If you’re generally a fan of Pope Francis, but are frustrated by his involvement in secular issues like climate change and income inequality, you’re not alone. A new Bloomberg Politics poll shows that Americans across all demographics, ideologies and age groups give the pontiff high marks.
However, while Americans generally approve of the pontiff’s agenda, a majority of Americans oppose his views on climate change. And fewer than half support the Pope’s denouncement of the current economic system.
Americans love Pope Francis and his forgiveness agenda, but they’re less enthusiastic about the judgments he’s making about secular issues such as the the debate over climate change and income inequality, according to a new Bloomberg Politics poll completed on the eve of the pope’s arrival for his first visit to the United States.
The survey gave Francis a 64 percent favorability rating, considerably higher than those of all the U.S. political leaders the poll asked about, and twice that of Republican presidential front-runner Donald Trump.
The pope is admired by a majority of all ideological, generational, and religious groups: 86 percent of Catholics approve of him, but so do 55 percent of born-again Christians and 58 percent of Americans who adhere to no religion.
“I think he’s giving the Catholic Church a new perspective, that it doesn’t have to be so rigid,” said Lydia Becker, a 59-year-old Catholic who works as a dental assistant in Homestead, Florida. “He’s more open to change. I just find him totally amazing.”When it comes to the pope’s messages of forgiveness or increased tolerance on traditionally hot-button social issues—abortion, gays, marriage, and immigration—Americans across party lines are overwhelmingly supportive of Francis.
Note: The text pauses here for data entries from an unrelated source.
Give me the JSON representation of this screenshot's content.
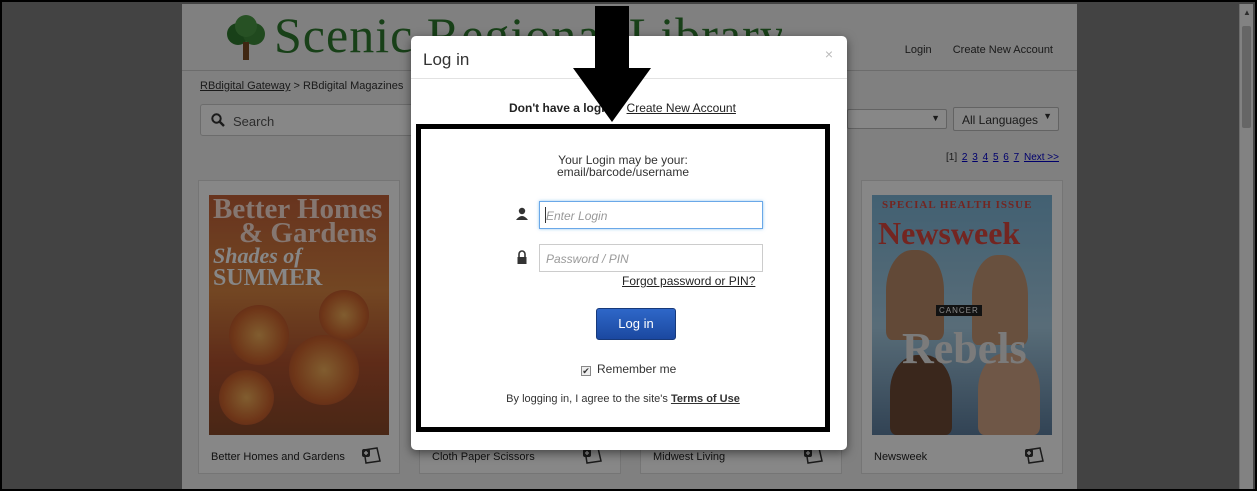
{
  "header": {
    "logo_text": "Scenic Regional Library",
    "login_link": "Login",
    "create_account_link": "Create New Account"
  },
  "breadcrumb": {
    "gateway": "RBdigital Gateway",
    "separator": " > ",
    "current": "RBdigital Magazines"
  },
  "search": {
    "placeholder": "Search",
    "icon": "search-icon"
  },
  "filters": {
    "language": "All Languages"
  },
  "pager": {
    "current": "[1]",
    "pages": [
      "2",
      "3",
      "4",
      "5",
      "6",
      "7"
    ],
    "next": "Next >>"
  },
  "magazines": [
    {
      "title": "Better Homes and Gardens",
      "cover_title": "Better Homes",
      "cover_sub": "& Gardens",
      "cover_tag1": "Shades of",
      "cover_tag2": "SUMMER"
    },
    {
      "title": "Cloth Paper Scissors"
    },
    {
      "title": "Midwest Living"
    },
    {
      "title": "Newsweek",
      "cover_title": "Newsweek",
      "cover_top": "SPECIAL HEALTH ISSUE",
      "cover_badge": "CANCER",
      "cover_big": "Rebels"
    }
  ],
  "modal": {
    "title": "Log in",
    "close": "×",
    "no_account_text": "Don't have a login?",
    "create_account": "Create New Account",
    "hint_line1": "Your Login may be your:",
    "hint_line2": "email/barcode/username",
    "login_placeholder": "Enter Login",
    "password_placeholder": "Password / PIN",
    "forgot": "Forgot password or PIN?",
    "login_button": "Log in",
    "remember_me": "Remember me",
    "remember_checked": true,
    "terms_prefix": "By logging in, I agree to the site's ",
    "terms_link": "Terms of Use"
  },
  "colors": {
    "logo_green": "#2f7a2f",
    "button_blue": "#1f55b5",
    "highlight_border": "#000000"
  }
}
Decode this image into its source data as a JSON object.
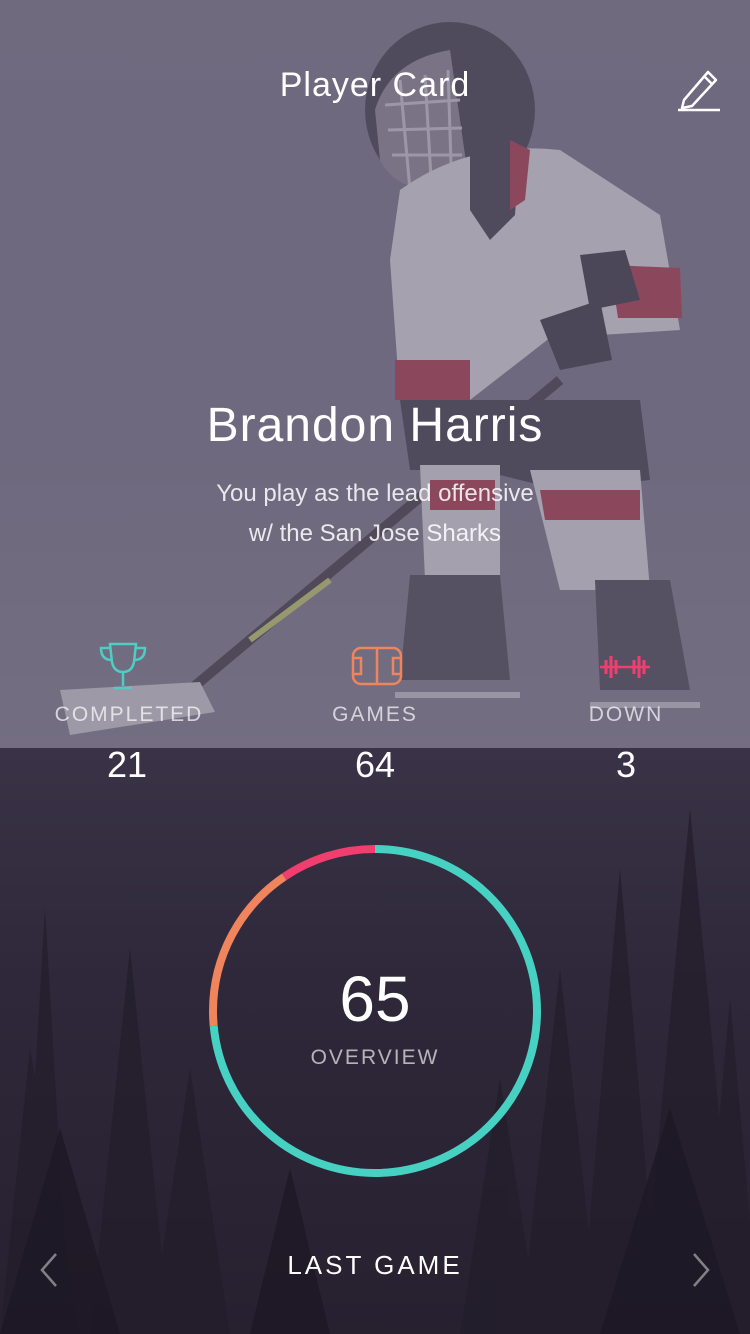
{
  "header": {
    "title": "Player Card",
    "edit_icon": "pencil-icon"
  },
  "player": {
    "name": "Brandon Harris",
    "description_line1": "You play as the lead offensive",
    "description_line2": "w/ the San Jose Sharks"
  },
  "stats": [
    {
      "label": "COMPLETED",
      "value": "21",
      "icon": "trophy-icon",
      "color": "#4ecdc4"
    },
    {
      "label": "GAMES",
      "value": "64",
      "icon": "rink-icon",
      "color": "#f0845c"
    },
    {
      "label": "DOWN",
      "value": "3",
      "icon": "dumbbell-icon",
      "color": "#f03e6e"
    }
  ],
  "overview": {
    "value": "65",
    "label": "OVERVIEW",
    "segments": [
      {
        "name": "teal",
        "color": "#46d1c2",
        "fraction": 0.735
      },
      {
        "name": "orange",
        "color": "#f0845c",
        "fraction": 0.17
      },
      {
        "name": "red",
        "color": "#f03e6e",
        "fraction": 0.095
      }
    ]
  },
  "footer": {
    "label": "LAST GAME",
    "prev_icon": "chevron-left-icon",
    "next_icon": "chevron-right-icon"
  }
}
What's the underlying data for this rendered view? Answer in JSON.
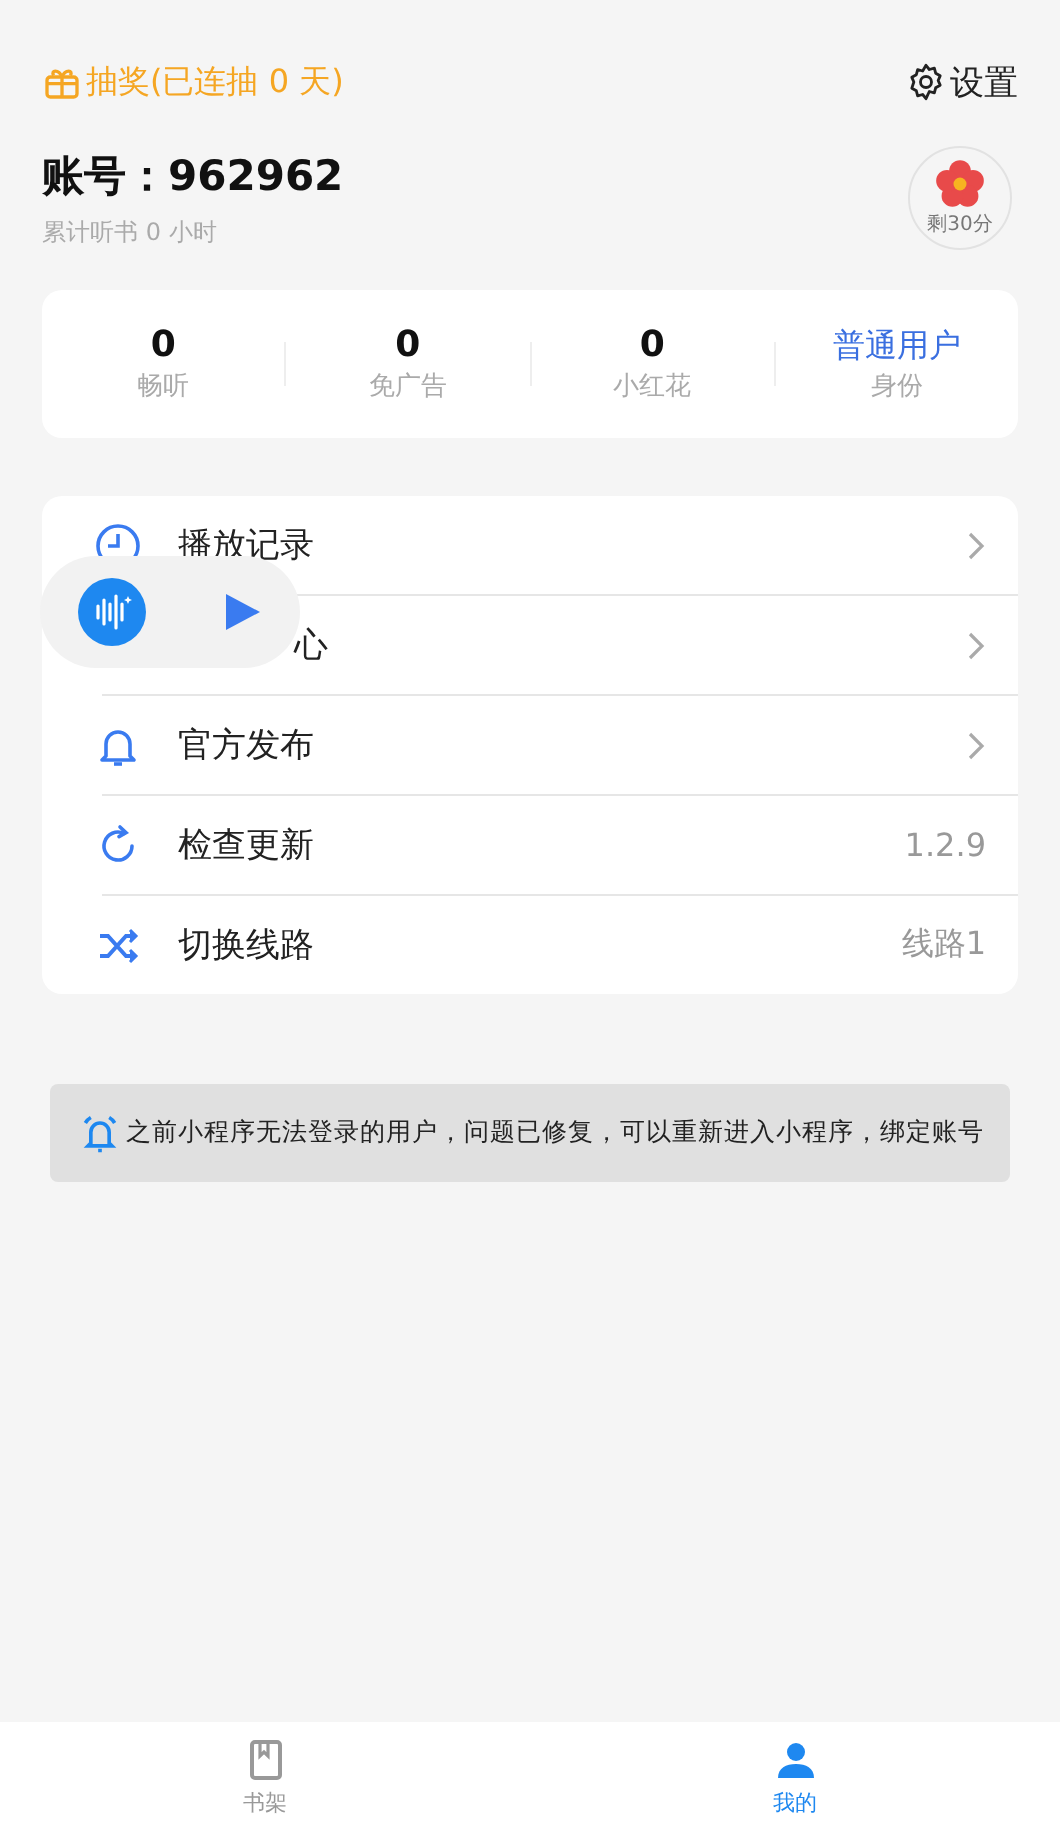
{
  "header": {
    "lottery": "抽奖(已连抽 0 天)",
    "settings": "设置"
  },
  "account": {
    "title": "账号：962962",
    "listen_time": "累计听书 0 小时",
    "timer": "剩30分"
  },
  "stats": [
    {
      "value": "0",
      "label": "畅听",
      "kind": "number"
    },
    {
      "value": "0",
      "label": "免广告",
      "kind": "number"
    },
    {
      "value": "0",
      "label": "小红花",
      "kind": "number"
    },
    {
      "value": "普通用户",
      "label": "身份",
      "kind": "text"
    }
  ],
  "menu": [
    {
      "label": "播放记录",
      "kind": "clock",
      "trailing": {
        "kind": "chevron"
      }
    },
    {
      "label": "心",
      "trailing": {
        "kind": "chevron"
      }
    },
    {
      "label": "官方发布",
      "kind": "bell",
      "trailing": {
        "kind": "chevron"
      }
    },
    {
      "label": "检查更新",
      "kind": "refresh",
      "trailing": {
        "kind": "text",
        "text": "1.2.9"
      }
    },
    {
      "label": "切换线路",
      "kind": "shuffle",
      "trailing": {
        "kind": "text",
        "text": "线路1"
      }
    }
  ],
  "player": {
    "playing": false
  },
  "notice": {
    "text": "之前小程序无法登录的用户，问题已修复，可以重新进入小程序，绑定账号"
  },
  "tabs": [
    {
      "label": "书架",
      "kind": "book",
      "selected": false
    },
    {
      "label": "我的",
      "kind": "person",
      "selected": true
    }
  ]
}
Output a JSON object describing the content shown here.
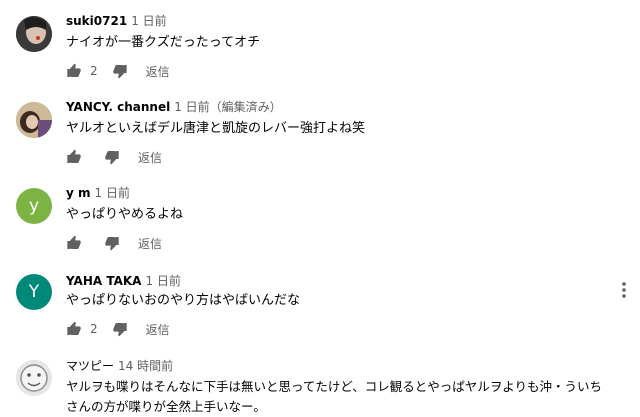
{
  "colors": {
    "y_m_avatar": "#7cb342",
    "yaha_avatar": "#00897b",
    "meta_text": "#606060"
  },
  "comments": [
    {
      "author": "suki0721",
      "time": "1 日前",
      "text": "ナイオが一番クズだったってオチ",
      "likes": "2",
      "reply_label": "返信"
    },
    {
      "author": "YANCY. channel",
      "time": "1 日前（編集済み）",
      "text": "ヤルオといえばデル唐津と凱旋のレバー強打よね笑",
      "likes": "",
      "reply_label": "返信"
    },
    {
      "author": "y m",
      "avatar_letter": "y",
      "time": "1 日前",
      "text": "やっぱりやめるよね",
      "likes": "",
      "reply_label": "返信"
    },
    {
      "author": "YAHA TAKA",
      "avatar_letter": "Y",
      "time": "1 日前",
      "text": "やっぱりないおのやり方はやばいんだな",
      "likes": "2",
      "reply_label": "返信"
    },
    {
      "author": "マツピー",
      "time": "14 時間前",
      "text_line1": "ヤルヲも喋りはそんなに下手は無いと思ってたけど、コレ観るとやっぱヤルヲよりも沖・ういち",
      "text_line2": "さんの方が喋りが全然上手いなー。"
    }
  ]
}
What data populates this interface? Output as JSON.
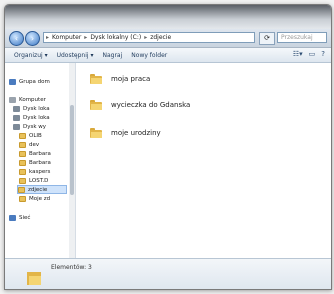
{
  "window": {
    "title": "",
    "address": {
      "crumbs": [
        "Komputer",
        "Dysk lokalny (C:)",
        "zdjecie"
      ],
      "search_placeholder": "Przeszukaj"
    },
    "toolbar": {
      "items": [
        "Organizuj ▾",
        "Udostępnij ▾",
        "Nagraj",
        "Nowy folder"
      ]
    },
    "nav": {
      "items": [
        {
          "label": "Grupa dom",
          "icon": "homegroup-icon"
        },
        {
          "label": "Komputer",
          "icon": "computer-icon"
        },
        {
          "label": "Dysk loka",
          "icon": "drive-icon"
        },
        {
          "label": "Dysk loka",
          "icon": "drive-icon"
        },
        {
          "label": "Dysk wy",
          "icon": "drive-icon"
        },
        {
          "label": "OLIB",
          "icon": "folder-icon"
        },
        {
          "label": "dev",
          "icon": "folder-icon"
        },
        {
          "label": "Barbara",
          "icon": "folder-icon"
        },
        {
          "label": "Barbara",
          "icon": "folder-icon"
        },
        {
          "label": "kaspers",
          "icon": "folder-icon"
        },
        {
          "label": "LOST.D",
          "icon": "folder-icon"
        },
        {
          "label": "zdjecie",
          "icon": "folder-icon"
        },
        {
          "label": "Moje zd",
          "icon": "folder-icon"
        },
        {
          "label": "Sieć",
          "icon": "network-icon"
        }
      ]
    },
    "files": [
      {
        "name": "moja praca"
      },
      {
        "name": "wycieczka do Gdanska"
      },
      {
        "name": "moje urodziny"
      }
    ],
    "status": {
      "text": "Elementów: 3"
    }
  }
}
But on the one global issue on which he’s staked so much of his reputation, with a June papal encyclical urging action to combat climate change, just one-third of those surveyed are supportive.
They’re also lukewarm about the pope’s activism against economic inequality, which has become a rallying cry for Democrats in the 2016 U.S. presidential election. In Bolivia last month, Francis gave a speech in which he decried the “subtle dictatorship” of money. Where “an unfettered pursuit of money rules,” the pope said, “the service of the common good is left behind.” Asked how they feel about Francis’s denunciations of the “economy of exclusion and inequality,” 48 percent of those responding said it is a “good direction” for the Catholic Church.
Generally speaking, it appears most Americans would prefer the Pope stick to matters of religion. BTW, anyone else find it interesting that it’s Bloomberg Politics conducting this poll on the Pope? Sadly, to feature this pontiff in the context of the political realm is fitting, given his activism — though many would argue, inappropriate.
What is also striking — and worrisome — is how many Americans agree with Pope Francis’ urging of nations to be more welcoming of immigrants. As we’ve discussed here multiple times, this all sounds lovely and humanitarian in theory, but the devil (sorry) is in the details. Few like to discuss mitigating issues — you might say, cold hard reality — like the fact that we can’t even afford take care of our own veterans and yet we’re talking about putting hundreds of millions of dollars toward new immigrants to the country. And, meanwhile, these immigrants own neighbors — the six Gulf nations — refuse to take any in. Not to mention the high risk of welcoming more Islamic extremists, who wish to destroy us and our way of life, into this nation. It’s ironic, by the way, that Pope Francis is urging more leniency for immigrants, while his own Vatican City has the strictest immigration policy in the world!
One topic that was not mentioned — not surprisingly — in Bloomberg Politics’ poll was the current widespread persecution and execution of Christians. Funny, the Pope doesn’t talk about that either.
[Note: This article was written by Michelle Jesse, Associate Editor]